── Available data

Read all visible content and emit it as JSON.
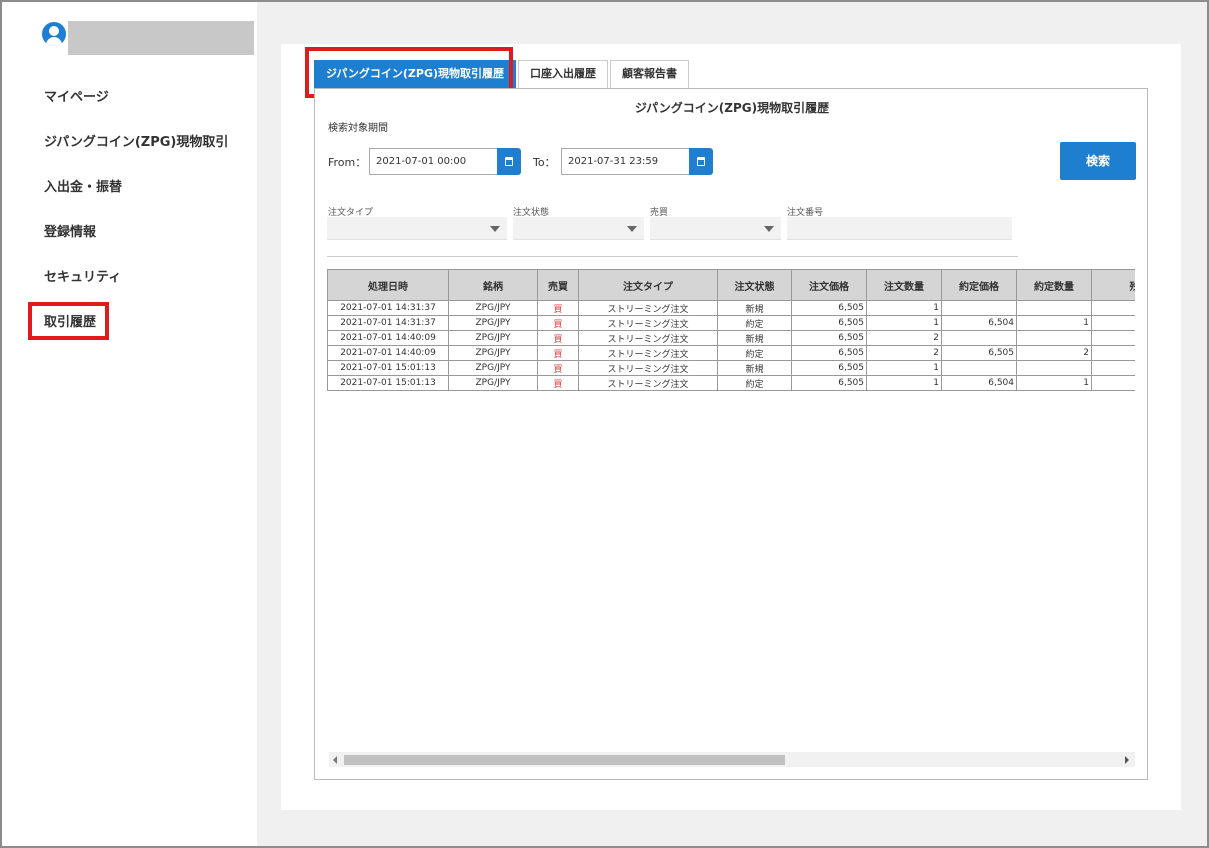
{
  "sidebar": {
    "items": [
      {
        "label": "マイページ"
      },
      {
        "label": "ジパングコイン(ZPG)現物取引"
      },
      {
        "label": "入出金・振替"
      },
      {
        "label": "登録情報"
      },
      {
        "label": "セキュリティ"
      },
      {
        "label": "取引履歴"
      }
    ]
  },
  "tabs": [
    {
      "label": "ジパングコイン(ZPG)現物取引履歴"
    },
    {
      "label": "口座入出履歴"
    },
    {
      "label": "顧客報告書"
    }
  ],
  "panel": {
    "title": "ジパングコイン(ZPG)現物取引履歴",
    "period_label": "検索対象期間",
    "from_label": "From：",
    "from_value": "2021-07-01 00:00",
    "to_label": "To：",
    "to_value": "2021-07-31 23:59",
    "search_label": "検索"
  },
  "filters": [
    {
      "label": "注文タイプ",
      "value": ""
    },
    {
      "label": "注文状態",
      "value": ""
    },
    {
      "label": "売買",
      "value": ""
    },
    {
      "label": "注文番号",
      "value": ""
    }
  ],
  "table": {
    "headers": [
      "処理日時",
      "銘柄",
      "売買",
      "注文タイプ",
      "注文状態",
      "注文価格",
      "注文数量",
      "約定価格",
      "約定数量",
      "残数"
    ],
    "rows": [
      [
        "2021-07-01 14:31:37",
        "ZPG/JPY",
        "買",
        "ストリーミング注文",
        "新規",
        "6,505",
        "1",
        "",
        "",
        ""
      ],
      [
        "2021-07-01 14:31:37",
        "ZPG/JPY",
        "買",
        "ストリーミング注文",
        "約定",
        "6,505",
        "1",
        "6,504",
        "1",
        ""
      ],
      [
        "2021-07-01 14:40:09",
        "ZPG/JPY",
        "買",
        "ストリーミング注文",
        "新規",
        "6,505",
        "2",
        "",
        "",
        ""
      ],
      [
        "2021-07-01 14:40:09",
        "ZPG/JPY",
        "買",
        "ストリーミング注文",
        "約定",
        "6,505",
        "2",
        "6,505",
        "2",
        ""
      ],
      [
        "2021-07-01 15:01:13",
        "ZPG/JPY",
        "買",
        "ストリーミング注文",
        "新規",
        "6,505",
        "1",
        "",
        "",
        ""
      ],
      [
        "2021-07-01 15:01:13",
        "ZPG/JPY",
        "買",
        "ストリーミング注文",
        "約定",
        "6,505",
        "1",
        "6,504",
        "1",
        ""
      ]
    ]
  },
  "colors": {
    "accent": "#1e7fd0",
    "highlight": "#e01b1b",
    "buy": "#e04040"
  }
}
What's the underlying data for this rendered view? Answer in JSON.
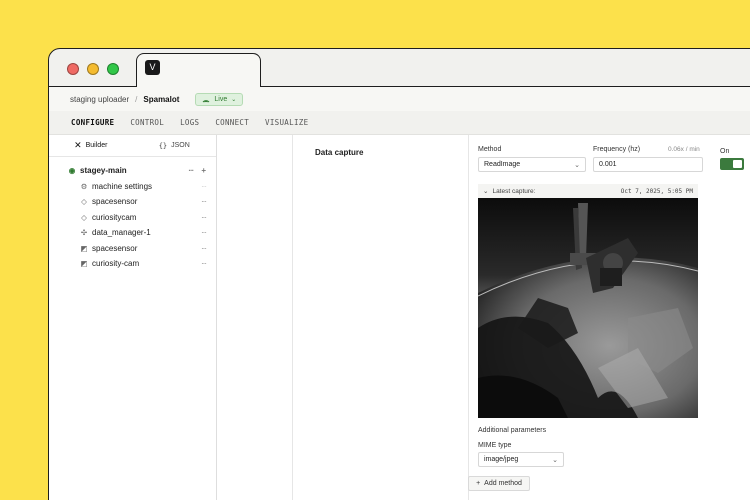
{
  "window": {
    "tab_logo": "V"
  },
  "breadcrumb": {
    "org": "staging uploader",
    "separator": "/",
    "machine": "Spamalot",
    "status": "Live",
    "status_color": "#2f7a2f"
  },
  "navtabs": [
    "CONFIGURE",
    "CONTROL",
    "LOGS",
    "CONNECT",
    "VISUALIZE"
  ],
  "sidebar": {
    "view_builder": "Builder",
    "view_json": "JSON",
    "root": {
      "label": "stagey-main",
      "more": "···",
      "add": "+"
    },
    "items": [
      {
        "label": "machine settings",
        "icon": "gear-icon",
        "glyph": "⚙",
        "more": "···"
      },
      {
        "label": "spacesensor",
        "icon": "diamond-icon",
        "glyph": "◇",
        "more": "···"
      },
      {
        "label": "curiositycam",
        "icon": "diamond-icon",
        "glyph": "◇",
        "more": "···"
      },
      {
        "label": "data_manager-1",
        "icon": "sparkle-icon",
        "glyph": "✣",
        "more": "···"
      },
      {
        "label": "spacesensor",
        "icon": "module-icon",
        "glyph": "◩",
        "more": "···"
      },
      {
        "label": "curiosity-cam",
        "icon": "module-icon",
        "glyph": "◩",
        "more": "···"
      }
    ]
  },
  "data_capture": {
    "title": "Data capture",
    "method_label": "Method",
    "method_value": "ReadImage",
    "frequency_label": "Frequency (hz)",
    "frequency_rate": "0.06x / min",
    "frequency_value": "0.001",
    "on_label": "On",
    "toggle_on": true,
    "latest_capture_label": "Latest capture:",
    "latest_capture_time": "Oct 7, 2025, 5:05 PM",
    "additional_parameters_label": "Additional parameters",
    "mime_type_label": "MIME type",
    "mime_type_value": "image/jpeg",
    "add_method_label": "Add method",
    "add_method_glyph": "+",
    "accent_color": "#3b7a3d"
  }
}
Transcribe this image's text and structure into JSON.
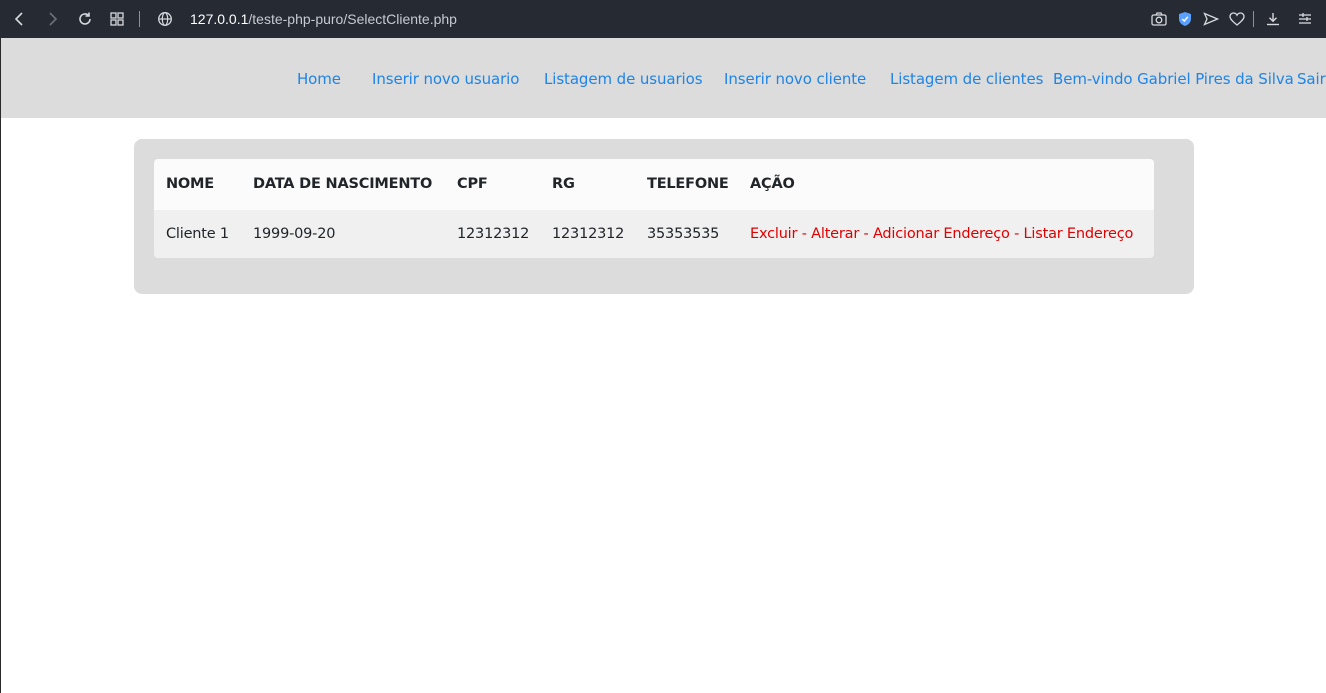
{
  "browser": {
    "url_host": "127.0.0.1",
    "url_path": "/teste-php-puro/SelectCliente.php"
  },
  "nav": {
    "home": "Home",
    "insert_user": "Inserir novo usuario",
    "list_users": "Listagem de usuarios",
    "insert_client": "Inserir novo cliente",
    "list_clients": "Listagem de clientes",
    "welcome": "Bem-vindo Gabriel Pires da Silva",
    "logout": "Sair"
  },
  "table": {
    "headers": [
      "NOME",
      "DATA DE NASCIMENTO",
      "CPF",
      "RG",
      "TELEFONE",
      "AÇÃO"
    ],
    "rows": [
      {
        "nome": "Cliente 1",
        "data_nascimento": "1999-09-20",
        "cpf": "12312312",
        "rg": "12312312",
        "telefone": "35353535",
        "actions": {
          "excluir": "Excluir",
          "alterar": "Alterar",
          "adicionar_endereco": "Adicionar Endereço",
          "listar_endereco": "Listar Endereço",
          "separator": " - "
        }
      }
    ]
  },
  "colors": {
    "link": "#1f84e6",
    "action": "#e00000",
    "nav_bg": "#dcdcdc",
    "chrome_bg": "#262a33"
  }
}
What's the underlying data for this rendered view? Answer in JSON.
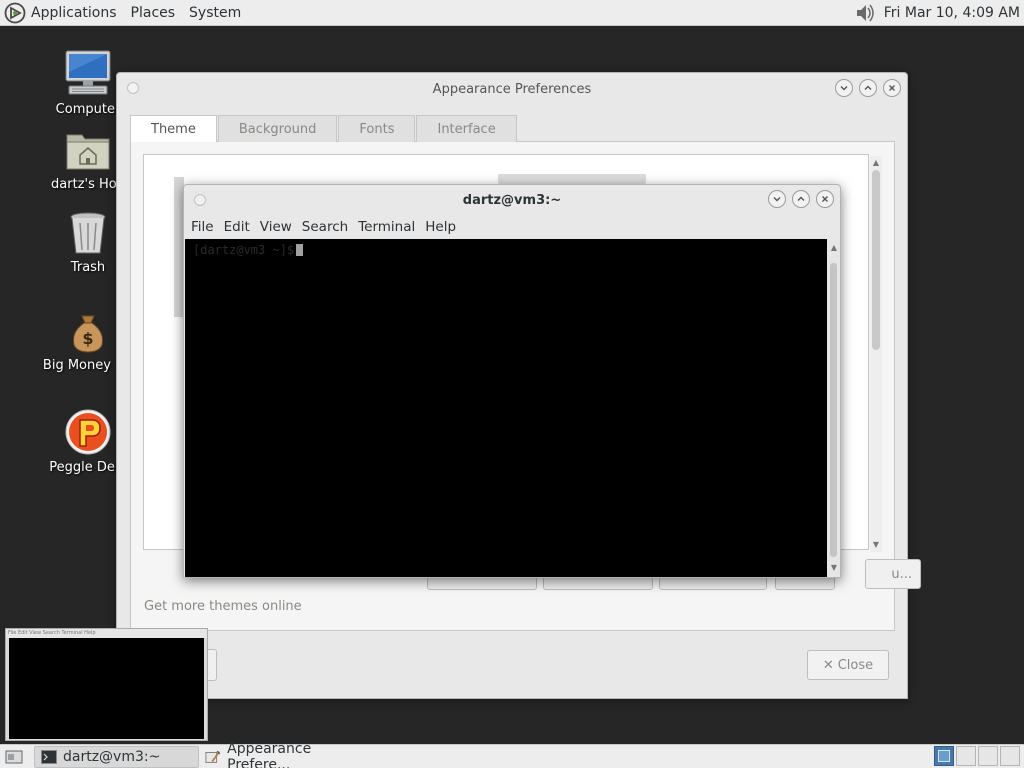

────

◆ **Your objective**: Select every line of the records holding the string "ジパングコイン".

◆ **Output below**:
        "label": "ジパングコイン(ZPG)現物取引"
      "label": "ジパングコイン(ZPG)現物取引履歴"
    "title": "ジパングコイン(ZPG)現物取引履歴",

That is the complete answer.